Born 1926 in Klagenfurt, Bachmann is considered one of the most important Austrian writers of the 20th century, whose work focused on the role of women in a patriarchal society, the ramifications of war and peace and individual human suffering. These themes are very much present in Malina, which was also adapted into a 1991 movie starring the great French actress Isabelle Huppert and written by another indispensable Austrian literary luminary, the Nobel Prize winner Elfriede Jelinek.
First published in English in 1990, Malina has now been nobly re-translated by Philip Boehm and his introductory note is as clear an indication as any of the substantial challenge he faced in interpreting this rather mysterious work, whose flow is that of a river with many bends. Using contemporary American English, Boehm writes, “I have attempted to capture both the wordplay of the original as well as its unique rhythm.” That rhythm breaks and chops between first-person recollections, fragments of conversations, snippets of other languages including Hungarian and French, lines of musical score, recreations of dreams, letters, and bureaucratic interactions. Wisely, Boehm left many of the Viennese idioms untranslated, adding to the English edition’s sense of place.

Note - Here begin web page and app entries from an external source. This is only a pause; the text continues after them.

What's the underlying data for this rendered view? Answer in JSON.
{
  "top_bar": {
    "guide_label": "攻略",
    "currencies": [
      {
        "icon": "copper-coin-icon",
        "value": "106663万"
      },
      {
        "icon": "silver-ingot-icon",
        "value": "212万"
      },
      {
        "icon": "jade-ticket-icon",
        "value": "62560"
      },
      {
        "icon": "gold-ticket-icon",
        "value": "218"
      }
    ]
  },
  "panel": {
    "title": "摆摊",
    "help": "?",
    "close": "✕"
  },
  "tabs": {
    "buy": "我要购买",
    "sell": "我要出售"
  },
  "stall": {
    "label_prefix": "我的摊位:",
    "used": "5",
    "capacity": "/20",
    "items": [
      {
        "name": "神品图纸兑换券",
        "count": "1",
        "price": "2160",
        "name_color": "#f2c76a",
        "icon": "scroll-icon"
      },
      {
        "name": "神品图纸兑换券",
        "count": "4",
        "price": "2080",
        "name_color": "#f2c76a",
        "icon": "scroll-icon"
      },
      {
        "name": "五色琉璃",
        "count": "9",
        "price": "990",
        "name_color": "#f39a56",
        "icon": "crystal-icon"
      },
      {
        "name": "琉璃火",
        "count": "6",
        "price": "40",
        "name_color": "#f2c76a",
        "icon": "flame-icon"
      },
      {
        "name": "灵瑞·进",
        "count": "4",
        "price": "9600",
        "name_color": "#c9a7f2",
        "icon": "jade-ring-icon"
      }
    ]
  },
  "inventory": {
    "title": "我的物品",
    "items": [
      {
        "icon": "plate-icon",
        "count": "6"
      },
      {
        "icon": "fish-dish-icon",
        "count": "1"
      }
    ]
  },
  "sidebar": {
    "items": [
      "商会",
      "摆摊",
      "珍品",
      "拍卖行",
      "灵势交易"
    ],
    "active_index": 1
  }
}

Between Two Worlds
That place is what Bachmann called Ungargassenland, where the novel’s unnamed female narrator and her competing lovers, Ivan and the titular Malina, live. “Whoever sees the world from such a narrow point of view as the Third District is naturally inclined to extol the Ungargasse,” she writes. “There’s no doubt that Vienna has much prettier streets; however, they occur in other districts, and evoke the same response that overly beautiful women do: they are duly admired, but who would even consider approaching them?”

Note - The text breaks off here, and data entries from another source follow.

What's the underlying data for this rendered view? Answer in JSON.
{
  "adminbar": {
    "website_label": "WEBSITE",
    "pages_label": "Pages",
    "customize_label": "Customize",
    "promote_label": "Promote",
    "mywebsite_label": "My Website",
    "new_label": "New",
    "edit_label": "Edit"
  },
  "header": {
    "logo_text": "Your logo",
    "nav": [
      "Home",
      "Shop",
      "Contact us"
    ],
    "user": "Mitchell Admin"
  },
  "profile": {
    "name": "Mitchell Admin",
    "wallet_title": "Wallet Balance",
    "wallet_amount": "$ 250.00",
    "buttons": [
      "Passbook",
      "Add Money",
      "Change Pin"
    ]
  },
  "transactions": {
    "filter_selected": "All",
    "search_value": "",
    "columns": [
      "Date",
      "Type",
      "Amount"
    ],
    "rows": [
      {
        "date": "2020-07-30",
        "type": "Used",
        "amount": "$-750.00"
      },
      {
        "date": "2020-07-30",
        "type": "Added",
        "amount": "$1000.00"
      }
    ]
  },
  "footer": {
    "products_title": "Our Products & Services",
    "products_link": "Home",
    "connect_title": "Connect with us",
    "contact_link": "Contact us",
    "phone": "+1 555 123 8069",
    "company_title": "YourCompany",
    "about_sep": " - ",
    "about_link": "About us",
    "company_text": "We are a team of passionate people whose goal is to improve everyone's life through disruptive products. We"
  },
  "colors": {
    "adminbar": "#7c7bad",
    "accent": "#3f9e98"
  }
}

“Summary does Malina no favors,” observed Dustin Illingworth, writing for The Nation. But it is enough to say that the novel unfolds in three distinct parts. The first, the longest, handles The Woman (as she is called in the film version) and her competing relationships with the man she lives with, Malina, a museum employee and minor, forgettable intellectual, versus the man after whom she longs and obsesses, the Hungarian-born Ivan. “I am double,” the narrator says, at once Ivan’s and Malina’s. “Ivan and I: the world converging; Malina and I, since we are one: the world diverging.”

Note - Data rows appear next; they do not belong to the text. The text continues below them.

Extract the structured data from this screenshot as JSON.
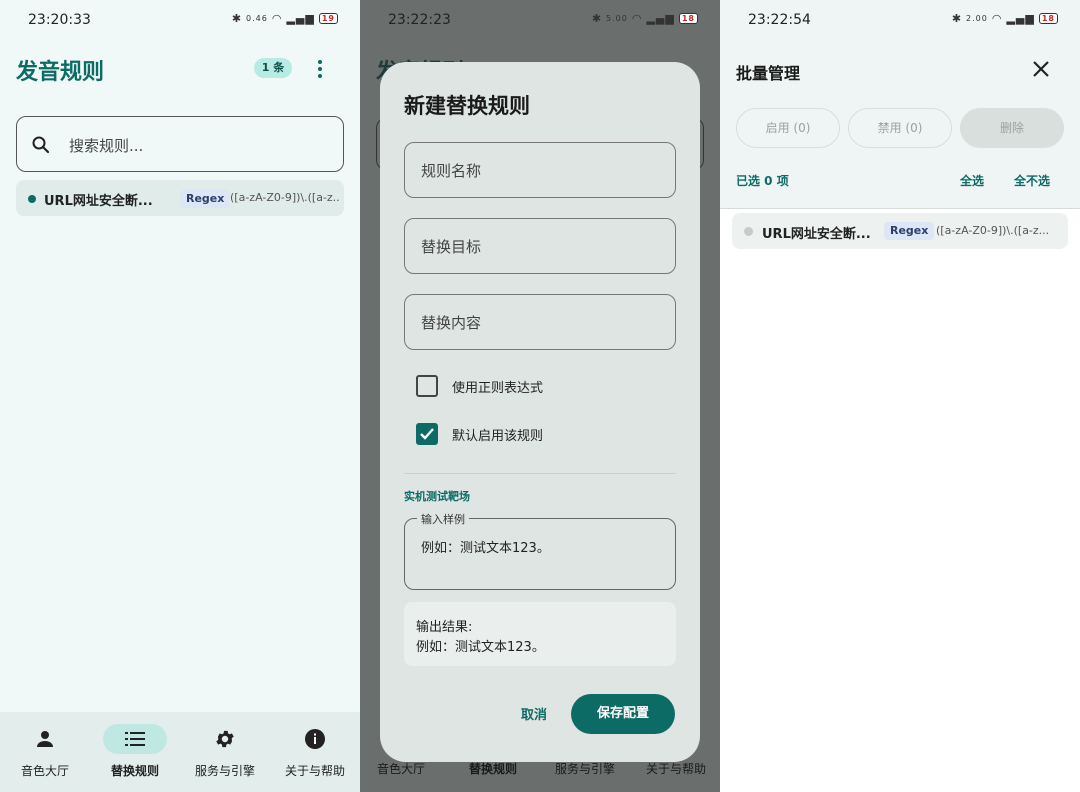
{
  "colors": {
    "accent": "#0d6b65",
    "surface": "#f1f9f8",
    "dialog": "#dfe5e3"
  },
  "screen1": {
    "status": {
      "time": "23:20:33",
      "speed": "0.46",
      "battery": "19"
    },
    "title": "发音规则",
    "count_badge": "1 条",
    "search_placeholder": "搜索规则...",
    "rule": {
      "name": "URL网址安全断...",
      "tag": "Regex",
      "pattern": "([a-zA-Z0-9])\\.([a-z..."
    },
    "nav": [
      {
        "label": "音色大厅",
        "icon": "person-icon"
      },
      {
        "label": "替换规则",
        "icon": "list-icon"
      },
      {
        "label": "服务与引擎",
        "icon": "gear-icon"
      },
      {
        "label": "关于与帮助",
        "icon": "info-icon"
      }
    ]
  },
  "screen2": {
    "status": {
      "time": "23:22:23",
      "speed": "5.00",
      "battery": "18"
    },
    "bg_title": "发音规则",
    "dialog": {
      "title": "新建替换规则",
      "field_name": "规则名称",
      "field_target": "替换目标",
      "field_content": "替换内容",
      "check_regex": "使用正则表达式",
      "check_enable": "默认启用该规则",
      "section_label": "实机测试靶场",
      "sample_legend": "输入样例",
      "sample_value": "例如：测试文本123。",
      "output_label": "输出结果:",
      "output_value": "例如：测试文本123。",
      "cancel": "取消",
      "save": "保存配置"
    },
    "nav": [
      "音色大厅",
      "替换规则",
      "服务与引擎",
      "关于与帮助"
    ]
  },
  "screen3": {
    "status": {
      "time": "23:22:54",
      "speed": "2.00",
      "battery": "18"
    },
    "title": "批量管理",
    "enable_btn": "启用 (0)",
    "disable_btn": "禁用 (0)",
    "delete_btn": "删除",
    "selected_count": "已选 0 项",
    "select_all": "全选",
    "select_none": "全不选",
    "rule": {
      "name": "URL网址安全断...",
      "tag": "Regex",
      "pattern": "([a-zA-Z0-9])\\.([a-z..."
    }
  }
}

Malina is a novel that ever faces inward, turning in on itself, the narrator writing herself into existence. It is also one that shifts onto especially disturbing terrain in its second and third acts. If the novel’s initial episodes are anchored in Ungargassenland, the second part is detached from time and place, formed by the narrator’s unsettling memories of her violent father, the novel’s “third man.” We share her visceral dreams, drawing on the images and experiences of the Second World War: the electric barbed wire fence and the watchtower; the father’s shiny black boots and riding crop, rifle and execution pistol. “His costumes are worn in the deepest night, bloodstained and horrible.”
The third part is both the novel’s and the narrator’s denouncement. “I have lived in Ivan,” she says, “and die in Malina.” Under the weight of depression, trauma, and violence, as well as these larger forces of war and patriarchy, it is in its final pages that Malina finally collapses in on itself, the fragments breaking apart. Content dictates form.